> [Given data]:

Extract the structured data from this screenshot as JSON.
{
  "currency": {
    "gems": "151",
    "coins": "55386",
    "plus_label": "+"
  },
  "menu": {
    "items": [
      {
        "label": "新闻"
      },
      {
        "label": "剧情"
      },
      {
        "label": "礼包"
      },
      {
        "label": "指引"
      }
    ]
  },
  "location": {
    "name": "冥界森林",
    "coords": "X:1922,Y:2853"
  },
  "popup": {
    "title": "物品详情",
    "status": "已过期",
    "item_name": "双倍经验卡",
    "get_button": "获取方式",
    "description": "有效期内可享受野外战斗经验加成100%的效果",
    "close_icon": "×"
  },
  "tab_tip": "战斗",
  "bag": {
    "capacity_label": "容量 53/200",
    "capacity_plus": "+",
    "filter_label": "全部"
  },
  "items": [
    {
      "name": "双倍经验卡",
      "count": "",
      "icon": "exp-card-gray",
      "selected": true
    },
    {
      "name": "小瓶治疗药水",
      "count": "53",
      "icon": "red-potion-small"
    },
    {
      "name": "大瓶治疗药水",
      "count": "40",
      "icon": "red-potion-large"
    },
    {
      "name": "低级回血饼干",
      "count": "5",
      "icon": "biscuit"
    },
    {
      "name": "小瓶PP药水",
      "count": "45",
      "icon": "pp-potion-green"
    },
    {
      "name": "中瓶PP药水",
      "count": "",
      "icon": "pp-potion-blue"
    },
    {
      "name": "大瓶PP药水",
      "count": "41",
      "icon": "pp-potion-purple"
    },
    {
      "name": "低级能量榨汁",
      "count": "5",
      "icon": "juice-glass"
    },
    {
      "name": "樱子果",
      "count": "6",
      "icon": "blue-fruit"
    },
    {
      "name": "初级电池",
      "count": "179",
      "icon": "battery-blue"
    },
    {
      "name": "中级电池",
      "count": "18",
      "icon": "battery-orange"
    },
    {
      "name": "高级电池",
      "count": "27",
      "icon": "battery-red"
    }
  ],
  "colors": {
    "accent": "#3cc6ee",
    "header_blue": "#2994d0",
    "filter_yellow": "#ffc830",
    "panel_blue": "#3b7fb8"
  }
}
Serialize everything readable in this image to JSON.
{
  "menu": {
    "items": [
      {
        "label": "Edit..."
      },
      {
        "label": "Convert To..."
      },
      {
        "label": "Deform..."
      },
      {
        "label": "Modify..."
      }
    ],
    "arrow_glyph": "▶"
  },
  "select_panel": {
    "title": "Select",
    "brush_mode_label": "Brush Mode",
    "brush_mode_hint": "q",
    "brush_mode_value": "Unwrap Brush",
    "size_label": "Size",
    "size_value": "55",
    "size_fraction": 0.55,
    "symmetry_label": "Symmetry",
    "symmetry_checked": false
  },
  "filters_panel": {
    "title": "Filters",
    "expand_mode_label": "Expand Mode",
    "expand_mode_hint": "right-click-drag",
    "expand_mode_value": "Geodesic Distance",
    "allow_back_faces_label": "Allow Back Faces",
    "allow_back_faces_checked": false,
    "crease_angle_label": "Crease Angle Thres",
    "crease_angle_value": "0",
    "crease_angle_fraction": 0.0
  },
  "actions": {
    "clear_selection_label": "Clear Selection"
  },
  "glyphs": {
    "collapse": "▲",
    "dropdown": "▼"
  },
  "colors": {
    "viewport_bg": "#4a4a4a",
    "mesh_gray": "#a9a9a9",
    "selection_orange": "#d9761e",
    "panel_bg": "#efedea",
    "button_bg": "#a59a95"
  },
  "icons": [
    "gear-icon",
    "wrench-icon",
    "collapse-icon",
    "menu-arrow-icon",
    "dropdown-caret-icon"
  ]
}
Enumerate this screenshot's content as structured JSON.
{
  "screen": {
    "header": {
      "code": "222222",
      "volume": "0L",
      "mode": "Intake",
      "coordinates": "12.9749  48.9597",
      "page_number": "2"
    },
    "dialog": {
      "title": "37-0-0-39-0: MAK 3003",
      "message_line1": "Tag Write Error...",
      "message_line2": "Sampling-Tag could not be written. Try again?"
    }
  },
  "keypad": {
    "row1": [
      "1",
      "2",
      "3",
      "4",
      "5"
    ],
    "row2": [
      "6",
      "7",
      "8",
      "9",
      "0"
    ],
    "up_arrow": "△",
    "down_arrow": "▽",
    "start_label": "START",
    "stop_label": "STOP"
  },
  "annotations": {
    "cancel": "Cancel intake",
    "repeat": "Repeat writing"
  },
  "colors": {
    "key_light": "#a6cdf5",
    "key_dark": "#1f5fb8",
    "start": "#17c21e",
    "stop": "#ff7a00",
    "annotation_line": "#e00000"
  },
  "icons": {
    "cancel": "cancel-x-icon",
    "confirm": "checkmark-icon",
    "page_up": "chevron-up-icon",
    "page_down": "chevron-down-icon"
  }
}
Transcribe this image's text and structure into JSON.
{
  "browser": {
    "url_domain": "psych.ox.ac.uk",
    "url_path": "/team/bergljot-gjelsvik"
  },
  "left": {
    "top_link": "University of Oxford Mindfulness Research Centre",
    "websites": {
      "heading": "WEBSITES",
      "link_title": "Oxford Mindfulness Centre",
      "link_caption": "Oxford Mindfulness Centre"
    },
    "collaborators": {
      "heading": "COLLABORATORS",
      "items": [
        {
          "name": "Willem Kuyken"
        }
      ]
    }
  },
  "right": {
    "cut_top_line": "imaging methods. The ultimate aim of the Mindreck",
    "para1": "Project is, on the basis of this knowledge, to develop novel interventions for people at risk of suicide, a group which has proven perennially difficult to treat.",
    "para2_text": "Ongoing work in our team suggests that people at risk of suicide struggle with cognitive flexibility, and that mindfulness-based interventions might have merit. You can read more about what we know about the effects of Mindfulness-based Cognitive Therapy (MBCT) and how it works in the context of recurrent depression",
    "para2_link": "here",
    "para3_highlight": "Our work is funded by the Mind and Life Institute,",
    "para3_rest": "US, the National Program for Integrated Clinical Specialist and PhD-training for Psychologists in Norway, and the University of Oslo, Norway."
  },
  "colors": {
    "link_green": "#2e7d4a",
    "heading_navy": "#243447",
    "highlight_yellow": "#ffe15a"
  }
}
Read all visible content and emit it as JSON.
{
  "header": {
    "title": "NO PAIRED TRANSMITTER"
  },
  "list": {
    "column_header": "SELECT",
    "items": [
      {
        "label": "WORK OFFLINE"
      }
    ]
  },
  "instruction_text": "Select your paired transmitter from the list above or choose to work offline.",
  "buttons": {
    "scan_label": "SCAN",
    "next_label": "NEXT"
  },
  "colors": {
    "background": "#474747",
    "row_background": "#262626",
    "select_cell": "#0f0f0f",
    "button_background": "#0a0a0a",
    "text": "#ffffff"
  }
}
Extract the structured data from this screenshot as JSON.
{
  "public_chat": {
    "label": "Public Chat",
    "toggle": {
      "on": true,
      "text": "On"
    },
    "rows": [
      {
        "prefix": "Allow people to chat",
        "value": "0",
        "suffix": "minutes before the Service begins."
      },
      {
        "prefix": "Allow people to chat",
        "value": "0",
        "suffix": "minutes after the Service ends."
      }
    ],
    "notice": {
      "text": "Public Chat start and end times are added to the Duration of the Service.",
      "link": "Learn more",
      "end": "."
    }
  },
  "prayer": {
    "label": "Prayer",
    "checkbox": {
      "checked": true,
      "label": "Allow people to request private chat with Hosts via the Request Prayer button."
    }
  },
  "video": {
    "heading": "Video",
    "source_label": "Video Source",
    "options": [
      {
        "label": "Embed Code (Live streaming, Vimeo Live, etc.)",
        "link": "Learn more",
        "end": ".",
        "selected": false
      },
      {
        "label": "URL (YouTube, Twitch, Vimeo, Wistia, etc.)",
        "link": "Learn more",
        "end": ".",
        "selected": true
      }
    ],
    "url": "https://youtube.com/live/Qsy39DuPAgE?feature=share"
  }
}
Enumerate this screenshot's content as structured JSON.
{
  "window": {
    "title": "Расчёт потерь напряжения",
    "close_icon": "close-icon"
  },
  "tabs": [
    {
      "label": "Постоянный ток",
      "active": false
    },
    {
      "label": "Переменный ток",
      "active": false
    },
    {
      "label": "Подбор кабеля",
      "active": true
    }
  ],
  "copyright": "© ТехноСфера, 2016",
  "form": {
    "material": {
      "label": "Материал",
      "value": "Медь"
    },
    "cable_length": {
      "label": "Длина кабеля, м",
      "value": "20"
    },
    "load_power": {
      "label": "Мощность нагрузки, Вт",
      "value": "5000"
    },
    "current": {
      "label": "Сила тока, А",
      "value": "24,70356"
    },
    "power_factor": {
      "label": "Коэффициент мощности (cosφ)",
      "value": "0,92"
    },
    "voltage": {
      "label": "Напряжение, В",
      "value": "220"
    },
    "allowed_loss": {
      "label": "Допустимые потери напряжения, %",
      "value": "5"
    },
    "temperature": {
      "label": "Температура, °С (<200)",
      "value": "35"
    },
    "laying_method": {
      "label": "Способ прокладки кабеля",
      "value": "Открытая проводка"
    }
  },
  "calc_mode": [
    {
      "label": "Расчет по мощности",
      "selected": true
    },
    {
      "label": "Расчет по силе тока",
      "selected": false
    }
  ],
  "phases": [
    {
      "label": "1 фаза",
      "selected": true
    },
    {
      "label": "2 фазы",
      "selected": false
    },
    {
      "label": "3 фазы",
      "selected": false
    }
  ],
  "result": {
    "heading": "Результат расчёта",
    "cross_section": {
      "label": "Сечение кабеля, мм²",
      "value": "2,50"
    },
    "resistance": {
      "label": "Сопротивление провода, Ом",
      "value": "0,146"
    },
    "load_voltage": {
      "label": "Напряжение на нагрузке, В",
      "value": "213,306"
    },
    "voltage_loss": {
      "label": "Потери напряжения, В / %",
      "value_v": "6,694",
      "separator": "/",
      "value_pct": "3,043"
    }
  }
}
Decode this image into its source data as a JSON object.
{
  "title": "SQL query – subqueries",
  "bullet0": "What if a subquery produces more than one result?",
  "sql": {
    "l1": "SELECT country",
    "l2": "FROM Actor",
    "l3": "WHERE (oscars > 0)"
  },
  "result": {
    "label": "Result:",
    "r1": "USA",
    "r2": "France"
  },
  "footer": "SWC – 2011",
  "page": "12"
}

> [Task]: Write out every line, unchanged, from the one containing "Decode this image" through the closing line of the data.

> [Solution]:
Decode this image into its source data as a JSON object.
{
  "title": "SQL query – subqueries",
  "bullet0": "What if a subquery produces more than one result?",
  "sql": {
    "l1": "SELECT country",
    "l2": "FROM Actor",
    "l3": "WHERE (oscars > 0)"
  },
  "result": {
    "label": "Result:",
    "r1": "USA",
    "r2": "France"
  },
  "footer": "SWC – 2011",
  "page": "12"
}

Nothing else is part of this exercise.